Despite Brexit, Trump and other crises, 60 percent of EU citizens wish for closer cooperation in Europe. In Germany, this figure even amounts to 80 percent. This is a conclusion of a representative eight-country study conducted by the organisation “policy matters” on behalf of the Friedrich–Ebert-Stiftung.

“Citizens have moved far more ahead than we generally assume, and they have a clear idea of what we can and cannot achieve in Europe. What we need is a debate on Europe based on the concerns and needs of the people. This creates confidence, but it also constitutes a major challenge for politics,” said Kurt Beck, Chairman of the Friedrich-Ebert-Stiftung (FES).

According to the study, the decision by the United Kingdom to leave the EU appears to strengthen the cohesion between the remaining member states. Brexit causes concern but no panic. A relative majority of interviewees does not expect negative effects but rather a strengthening of the EU.

In comparison with a survey conducted in 2015, this study suggests that Brexit has made people appreciate the advantages of the EU more.  Now, two out of three Germans express this conviction, sharply up from only one in three just two years ago. The number of people who believe that EU membership holds advantages for their own country has also risen in all eight countries. In contrast to 2015, a majority of citizens has once again come to associate the EU with the notion of “opportunities” instead of “risks” as well as “growing prosperity” instead of “declining prosperity”.

In all eight countries, the survey shows an increased willingness to transfer additional competences and power from the national to the European level.  However, there are also limits: citizens largely agree that budget policy as well as labour market and pension policies should remain with the realm of the member states.

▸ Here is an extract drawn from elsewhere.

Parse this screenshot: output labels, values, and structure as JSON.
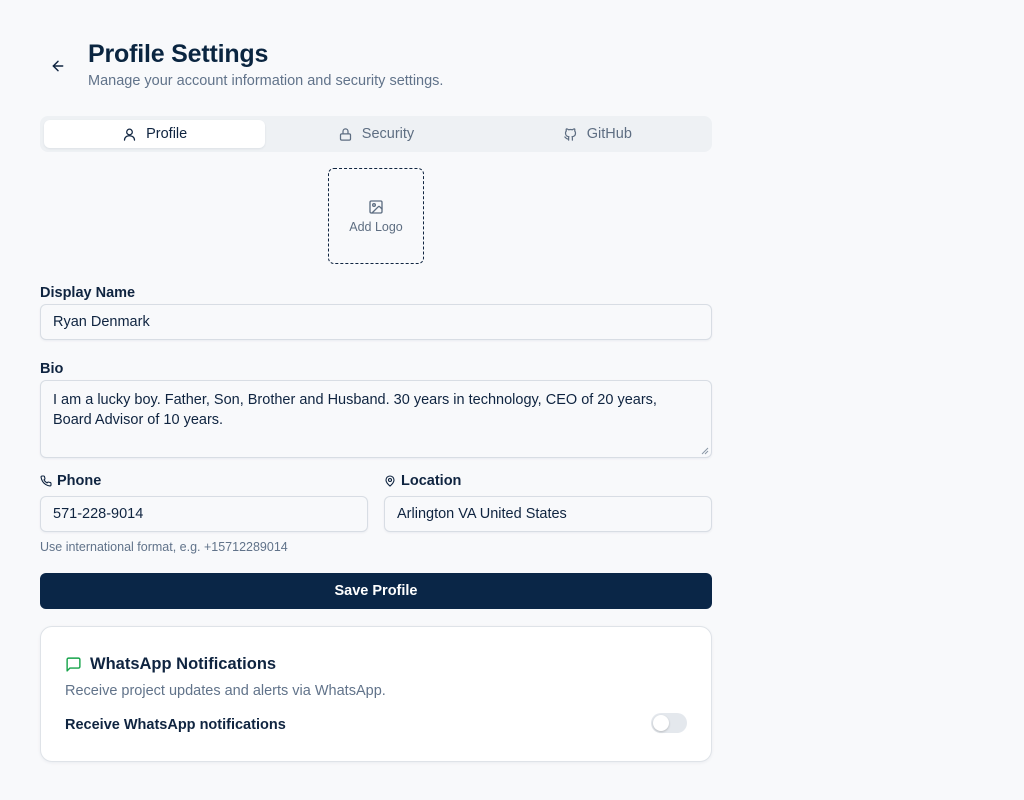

Moreover, people approve of the idea of a double veto right against EU laws: both national parliaments and citizens by means of referenda should be able to overturn far-reaching EU decisions.

The study is based on a random selection of people eligible to vote in Germany, France, Italy, the Netherlands, Spain, Sweden and the Czech and Slovakian Republics, who were surveyed about their perceptions of the European Community and their expectations of the EU.

The study can be downloaded here: